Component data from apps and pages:
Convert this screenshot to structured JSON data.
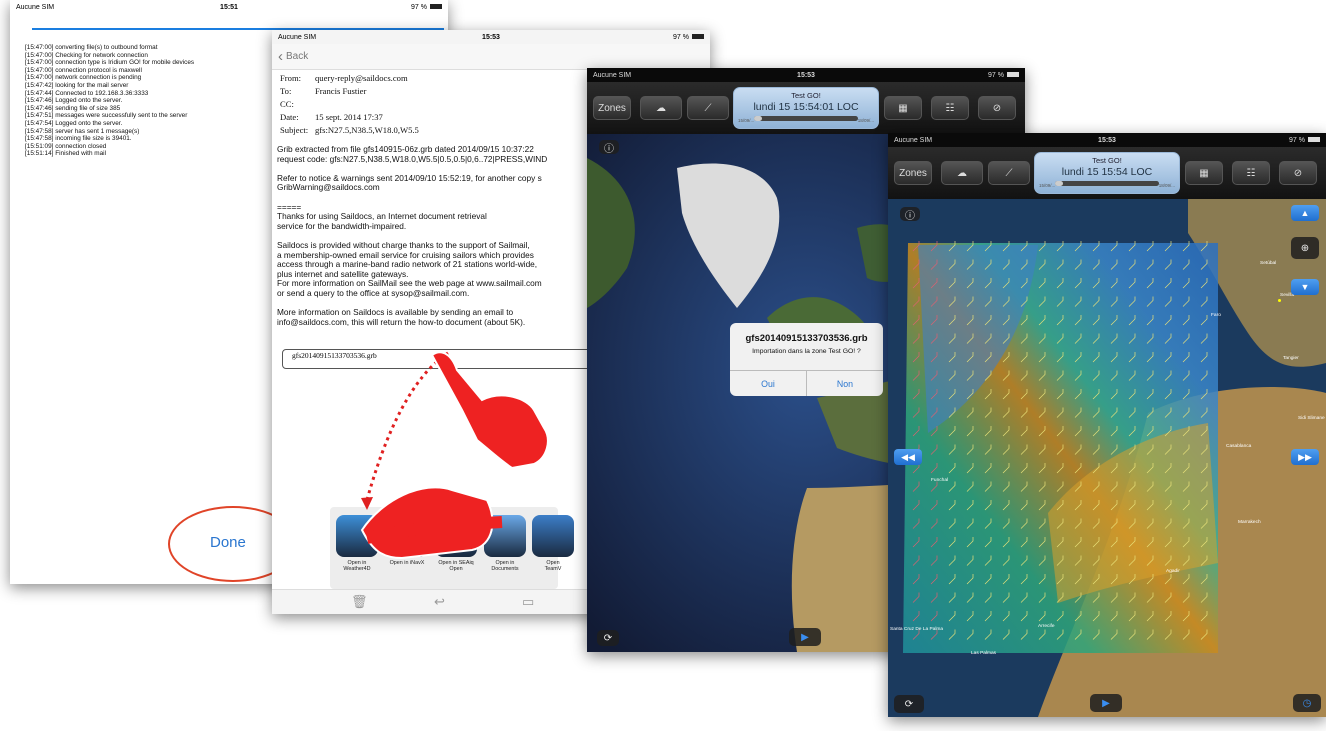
{
  "log_screen": {
    "status": {
      "carrier": "Aucune SIM",
      "time": "15:51",
      "battery": "97 %"
    },
    "log_lines": [
      "[15:47:00] converting file(s) to outbound format",
      "[15:47:00] Checking for network connection",
      "[15:47:00] connection type is Iridium GO! for mobile devices",
      "[15:47:00] connection protocol is maxwell",
      "[15:47:00] network connection is pending",
      "[15:47:42] looking for the mail server",
      "[15:47:44] Connected to 192.168.3.36:3333",
      "[15:47:46] Logged onto the server.",
      "[15:47:46] sending file of size 385",
      "[15:47:51] messages were successfully sent to the server",
      "[15:47:54] Logged onto the server.",
      "[15:47:58] server has sent 1 message(s)",
      "[15:47:58] incoming file size is 39401.",
      "[15:51:09] connection closed",
      "[15:51:14] Finished with mail"
    ],
    "done_label": "Done"
  },
  "mail_screen": {
    "status": {
      "carrier": "Aucune SIM",
      "time": "15:53",
      "battery": "97 %"
    },
    "back_label": "Back",
    "from_label": "From:",
    "from": "query-reply@saildocs.com",
    "to_label": "To:",
    "to": "Francis Fustier",
    "cc_label": "CC:",
    "date_label": "Date:",
    "date": "15 sept. 2014 17:37",
    "subject_label": "Subject:",
    "subject": "gfs:N27.5,N38.5,W18.0,W5.5",
    "body": "Grib extracted from file gfs140915-06z.grb dated 2014/09/15 10:37:22\nrequest code: gfs:N27.5,N38.5,W18.0,W5.5|0.5,0.5|0,6..72|PRESS,WIND\n\nRefer to notice & warnings sent 2014/09/10 15:52:19, for another copy s\nGribWarning@saildocs.com\n\n=====\nThanks for using Saildocs, an Internet document retrieval\nservice for the bandwidth-impaired.\n\nSaildocs is provided without charge thanks to the support of Sailmail,\na membership-owned email service for cruising sailors which provides\naccess through a marine-band radio network of 21 stations world-wide,\nplus internet and satellite gateways.\nFor more information on SailMail see the web page at www.sailmail.com\nor send a query to the office at sysop@sailmail.com.\n\nMore information on Saildocs is available by sending an email to\ninfo@saildocs.com, this will return the how-to document (about 5K).",
    "attachment": "gfs20140915133703536.grb",
    "apps": [
      {
        "label": "Open in\nWeather4D",
        "color": "#3d8fd8"
      },
      {
        "label": "Open in iNavX",
        "color": "#8a7a5a"
      },
      {
        "label": "Open in SEAiq\nOpen",
        "color": "#2a5f98"
      },
      {
        "label": "Open in\nDocuments",
        "color": "#6aa8e8"
      },
      {
        "label": "Open\nTeamV",
        "color": "#3c7ec8"
      }
    ]
  },
  "map_screen_1": {
    "status": {
      "carrier": "Aucune SIM",
      "time": "15:53",
      "battery": "97 %"
    },
    "zones_label": "Zones",
    "pane_title": "Test GO!",
    "pane_time": "lundi 15 15:54:01 LOC",
    "pane_min": "15/09/...",
    "pane_max": "18/09/...",
    "dialog": {
      "title": "gfs20140915133703536.grb",
      "message": "Importation dans la zone Test GO! ?",
      "yes": "Oui",
      "no": "Non"
    }
  },
  "map_screen_2": {
    "status": {
      "carrier": "Aucune SIM",
      "time": "15:53",
      "battery": "97 %"
    },
    "zones_label": "Zones",
    "pane_title": "Test GO!",
    "pane_time": "lundi 15 15:54 LOC",
    "pane_min": "15/09/...",
    "pane_max": "18/09/...",
    "cities": [
      "Sevilla",
      "Faro",
      "Tangier",
      "Casablanca",
      "Sidi Slimane",
      "Funchal",
      "Marrakech",
      "Agadir",
      "Arrecife",
      "Santa Cruz De La Palma",
      "Las Palmas",
      "Setúbal"
    ]
  },
  "colors": {
    "accent": "#2a76cf",
    "annotation": "#e02020"
  }
}
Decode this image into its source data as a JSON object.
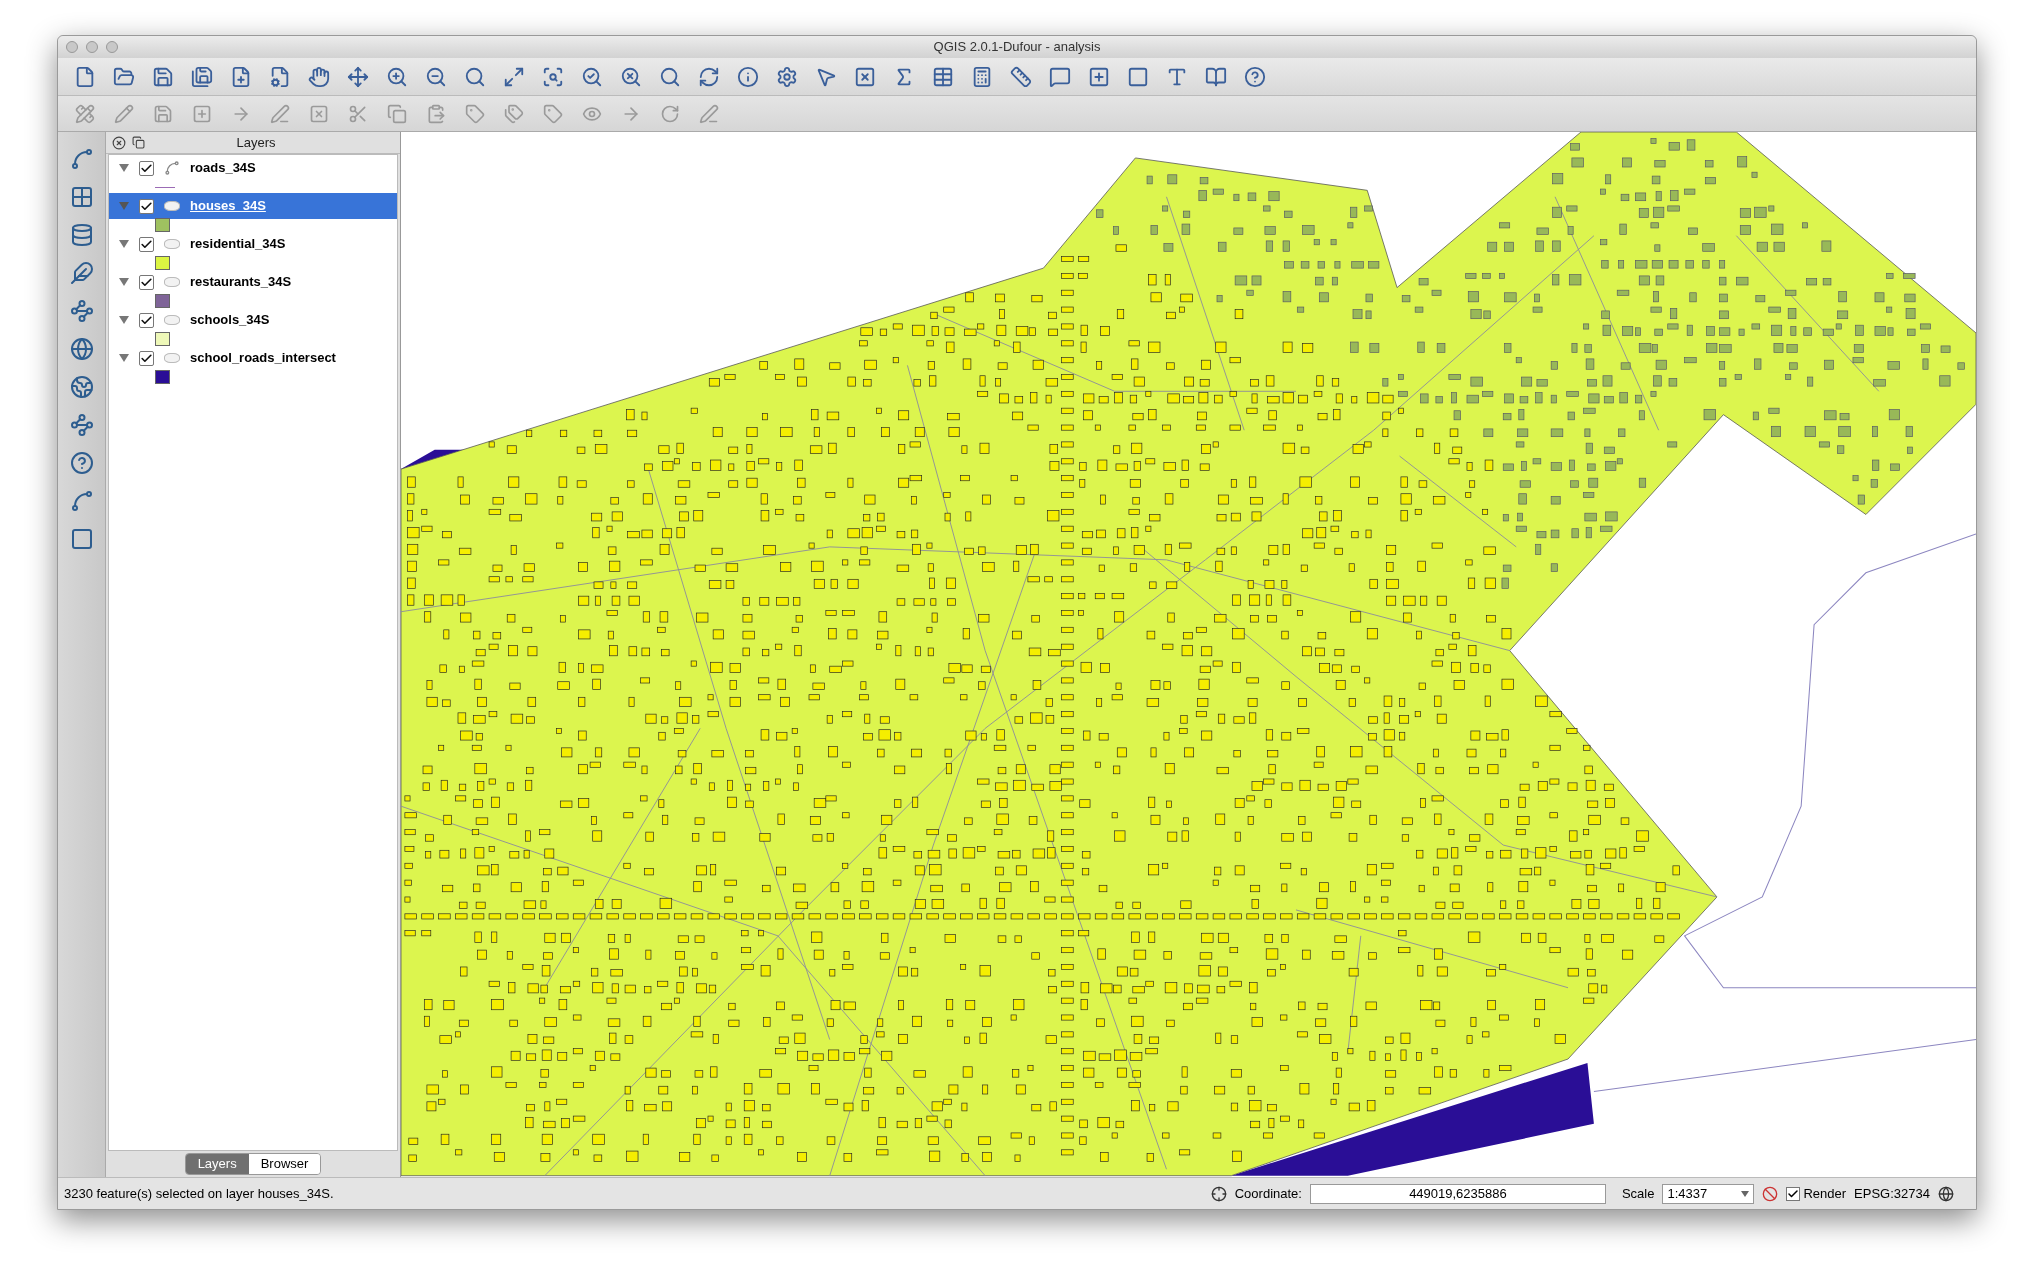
{
  "window": {
    "title": "QGIS 2.0.1-Dufour - analysis"
  },
  "layers_panel": {
    "title": "Layers",
    "layers": [
      {
        "name": "roads_34S",
        "kind": "line",
        "checked": true,
        "selected": false,
        "expanded": true,
        "color": "#9b6bb5"
      },
      {
        "name": "houses_34S",
        "kind": "polygon",
        "checked": true,
        "selected": true,
        "expanded": true,
        "color": "#9fc160"
      },
      {
        "name": "residential_34S",
        "kind": "polygon",
        "checked": true,
        "selected": false,
        "expanded": true,
        "color": "#dcf542"
      },
      {
        "name": "restaurants_34S",
        "kind": "polygon",
        "checked": true,
        "selected": false,
        "expanded": true,
        "color": "#7f6498"
      },
      {
        "name": "schools_34S",
        "kind": "polygon",
        "checked": true,
        "selected": false,
        "expanded": true,
        "color": "#eef8b8"
      },
      {
        "name": "school_roads_intersect",
        "kind": "polygon",
        "checked": true,
        "selected": false,
        "expanded": true,
        "color": "#2a0e96"
      }
    ],
    "tabs": [
      {
        "label": "Layers",
        "selected": true
      },
      {
        "label": "Browser",
        "selected": false
      }
    ]
  },
  "status_bar": {
    "message": "3230 feature(s) selected on layer houses_34S.",
    "coordinate_label": "Coordinate:",
    "coordinate": "449019,6235886",
    "scale_label": "Scale",
    "scale": "1:4337",
    "render": {
      "label": "Render",
      "checked": true
    },
    "crs": "EPSG:32734"
  }
}
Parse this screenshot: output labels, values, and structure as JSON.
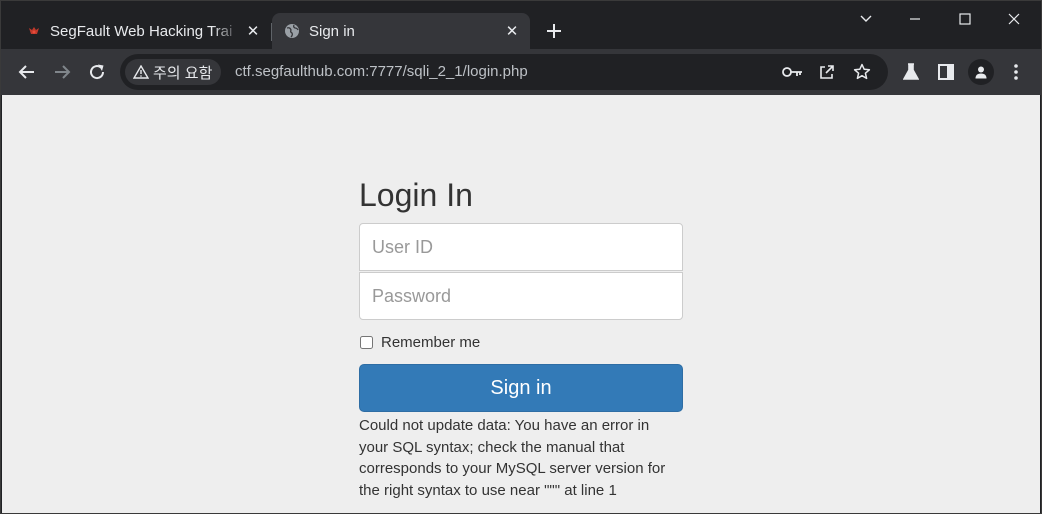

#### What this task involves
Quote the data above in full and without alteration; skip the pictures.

#### Response
Convert this screenshot to structured JSON data.
{
  "log_screen": {
    "status": {
      "carrier": "Aucune SIM",
      "time": "15:51",
      "battery": "97 %"
    },
    "log_lines": [
      "[15:47:00] converting file(s) to outbound format",
      "[15:47:00] Checking for network connection",
      "[15:47:00] connection type is Iridium GO! for mobile devices",
      "[15:47:00] connection protocol is maxwell",
      "[15:47:00] network connection is pending",
      "[15:47:42] looking for the mail server",
      "[15:47:44] Connected to 192.168.3.36:3333",
      "[15:47:46] Logged onto the server.",
      "[15:47:46] sending file of size 385",
      "[15:47:51] messages were successfully sent to the server",
      "[15:47:54] Logged onto the server.",
      "[15:47:58] server has sent 1 message(s)",
      "[15:47:58] incoming file size is 39401.",
      "[15:51:09] connection closed",
      "[15:51:14] Finished with mail"
    ],
    "done_label": "Done"
  },
  "mail_screen": {
    "status": {
      "carrier": "Aucune SIM",
      "time": "15:53",
      "battery": "97 %"
    },
    "back_label": "Back",
    "from_label": "From:",
    "from": "query-reply@saildocs.com",
    "to_label": "To:",
    "to": "Francis Fustier",
    "cc_label": "CC:",
    "date_label": "Date:",
    "date": "15 sept. 2014 17:37",
    "subject_label": "Subject:",
    "subject": "gfs:N27.5,N38.5,W18.0,W5.5",
    "body": "Grib extracted from file gfs140915-06z.grb dated 2014/09/15 10:37:22\nrequest code: gfs:N27.5,N38.5,W18.0,W5.5|0.5,0.5|0,6..72|PRESS,WIND\n\nRefer to notice & warnings sent 2014/09/10 15:52:19, for another copy s\nGribWarning@saildocs.com\n\n=====\nThanks for using Saildocs, an Internet document retrieval\nservice for the bandwidth-impaired.\n\nSaildocs is provided without charge thanks to the support of Sailmail,\na membership-owned email service for cruising sailors which provides\naccess through a marine-band radio network of 21 stations world-wide,\nplus internet and satellite gateways.\nFor more information on SailMail see the web page at www.sailmail.com\nor send a query to the office at sysop@sailmail.com.\n\nMore information on Saildocs is available by sending an email to\ninfo@saildocs.com, this will return the how-to document (about 5K).",
    "attachment": "gfs20140915133703536.grb",
    "apps": [
      {
        "label": "Open in\nWeather4D",
        "color": "#3d8fd8"
      },
      {
        "label": "Open in iNavX",
        "color": "#8a7a5a"
      },
      {
        "label": "Open in SEAiq\nOpen",
        "color": "#2a5f98"
      },
      {
        "label": "Open in\nDocuments",
        "color": "#6aa8e8"
      },
      {
        "label": "Open\nTeamV",
        "color": "#3c7ec8"
      }
    ]
  },
  "map_screen_1": {
    "status": {
      "carrier": "Aucune SIM",
      "time": "15:53",
      "battery": "97 %"
    },
    "zones_label": "Zones",
    "pane_title": "Test GO!",
    "pane_time": "lundi 15 15:54:01 LOC",
    "pane_min": "15/09/...",
    "pane_max": "18/09/...",
    "dialog": {
      "title": "gfs20140915133703536.grb",
      "message": "Importation dans la zone Test GO! ?",
      "yes": "Oui",
      "no": "Non"
    }
  },
  "map_screen_2": {
    "status": {
      "carrier": "Aucune SIM",
      "time": "15:53",
      "battery": "97 %"
    },
    "zones_label": "Zones",
    "pane_title": "Test GO!",
    "pane_time": "lundi 15 15:54 LOC",
    "pane_min": "15/09/...",
    "pane_max": "18/09/...",
    "cities": [
      "Sevilla",
      "Faro",
      "Tangier",
      "Casablanca",
      "Sidi Slimane",
      "Funchal",
      "Marrakech",
      "Agadir",
      "Arrecife",
      "Santa Cruz De La Palma",
      "Las Palmas",
      "Setúbal"
    ]
  },
  "colors": {
    "accent": "#2a76cf",
    "annotation": "#e02020"
  }
}
Decode this image into its source data as a JSON object.
{
  "window": {
    "title": "QGIS 2.0.1-Dufour - analysis"
  },
  "layers_panel": {
    "title": "Layers",
    "layers": [
      {
        "name": "roads_34S",
        "kind": "line",
        "checked": true,
        "selected": false,
        "expanded": true,
        "color": "#9b6bb5"
      },
      {
        "name": "houses_34S",
        "kind": "polygon",
        "checked": true,
        "selected": true,
        "expanded": true,
        "color": "#9fc160"
      },
      {
        "name": "residential_34S",
        "kind": "polygon",
        "checked": true,
        "selected": false,
        "expanded": true,
        "color": "#dcf542"
      },
      {
        "name": "restaurants_34S",
        "kind": "polygon",
        "checked": true,
        "selected": false,
        "expanded": true,
        "color": "#7f6498"
      },
      {
        "name": "schools_34S",
        "kind": "polygon",
        "checked": true,
        "selected": false,
        "expanded": true,
        "color": "#eef8b8"
      },
      {
        "name": "school_roads_intersect",
        "kind": "polygon",
        "checked": true,
        "selected": false,
        "expanded": true,
        "color": "#2a0e96"
      }
    ],
    "tabs": [
      {
        "label": "Layers",
        "selected": true
      },
      {
        "label": "Browser",
        "selected": false
      }
    ]
  },
  "status_bar": {
    "message": "3230 feature(s) selected on layer houses_34S.",
    "coordinate_label": "Coordinate:",
    "coordinate": "449019,6235886",
    "scale_label": "Scale",
    "scale": "1:4337",
    "render": {
      "label": "Render",
      "checked": true
    },
    "crs": "EPSG:32734"
  }
}
Parse this screenshot: output labels, values, and structure as JSON.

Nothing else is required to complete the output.